6. Negotiate price once you have shown that you can solve the problem
Captain Quint first tells them how tough the job is and then informs the council that his price is $3,000 to find the shark and $10,000 to catch it and kill it.
Takeaway: Negotiate the price upfront and tell them what you are willing to do it for. In the end, this is still a business transaction.
7. Don't make people think too hard
Captain Quint then urges the council to not be cheap and make a decision real soon, and they better be smart and meet his demands. He is not letting the council overthink since he does not want any delays. Also, he knows it is in the council's interest to not delay awarding the contract to Captain Quint.
Takeaway: Don't let the company think too much since if they are thinking, you are losing.
8. Reinforce another pain---survival
Captain Quint does something interesting by telling them that besides money, their lives are at stake, and are they going to be cheap when it comes to saving lives?
Takeaway: Don't dilly dally about money when survival is at stake. How much is that worth to a company?
9. Set the terms for taking the job
Captain Quint then tells the council his terms. He will work by himself since that is the best way to deliver the result the council is looking for.
Takeaway: Tell the company how you like to do the job, which is your way of doing it to succeed.
10. Close the deal with a strong emotion
Captain Quint then goes for the kill for what the people want but are afraid to say it. He will deliver to them the "head, tail, and the whole damn thing." Nothing more needs to be said.
Takeaway: Tell them what outcome they really want but are afraid to say in simple language.

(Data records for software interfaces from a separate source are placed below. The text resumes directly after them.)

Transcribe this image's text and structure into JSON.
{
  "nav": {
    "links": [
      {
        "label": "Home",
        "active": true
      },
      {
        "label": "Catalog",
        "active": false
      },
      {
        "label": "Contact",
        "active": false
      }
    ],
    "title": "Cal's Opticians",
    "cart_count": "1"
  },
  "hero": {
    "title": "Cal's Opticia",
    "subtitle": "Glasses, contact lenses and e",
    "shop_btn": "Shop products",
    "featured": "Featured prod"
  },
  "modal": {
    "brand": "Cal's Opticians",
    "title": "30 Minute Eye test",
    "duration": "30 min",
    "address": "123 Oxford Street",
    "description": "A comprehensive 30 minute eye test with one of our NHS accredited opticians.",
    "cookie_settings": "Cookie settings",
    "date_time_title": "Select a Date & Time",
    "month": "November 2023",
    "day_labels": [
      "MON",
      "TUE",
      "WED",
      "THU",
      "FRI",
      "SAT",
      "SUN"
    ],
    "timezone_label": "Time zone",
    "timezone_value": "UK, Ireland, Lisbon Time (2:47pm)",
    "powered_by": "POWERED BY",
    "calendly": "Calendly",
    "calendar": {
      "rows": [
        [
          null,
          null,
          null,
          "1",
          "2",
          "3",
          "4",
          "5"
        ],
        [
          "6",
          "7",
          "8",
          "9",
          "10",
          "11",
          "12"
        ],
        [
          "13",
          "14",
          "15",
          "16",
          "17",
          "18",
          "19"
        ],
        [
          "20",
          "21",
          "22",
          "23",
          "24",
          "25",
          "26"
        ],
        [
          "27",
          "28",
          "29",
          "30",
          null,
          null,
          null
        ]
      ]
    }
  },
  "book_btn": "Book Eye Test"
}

The mayor would give him the job right away, but protocol prevents him, so he sheepishly tells him, "We will take it under advisement." Captain Quint departs without saying anything more than paying his respect to the people in a polite manner.
He gets the job.
Jay Oza is an author, speaker, executive coach. He makes people thrive on high stakes stage whether it's for a job interview, a sales presentation or a high-stakes speech. He is the author of a practical book Winning Speech Moments: How to Achieve Your Objective with Anyone, Anytime, Anywhere. You can get this book on Amazon for $9.99. Please download the free speech checklist that you can use to help you create a winning speech for any situation.
Please contact him if you would like to have a two 75 minute coaching session on job interviewing or high-stakes speaking. If you are interested in inviting him to give a talk on job Interviewing or high-stakes speaking. You can reach him at firstname.lastname@example.org.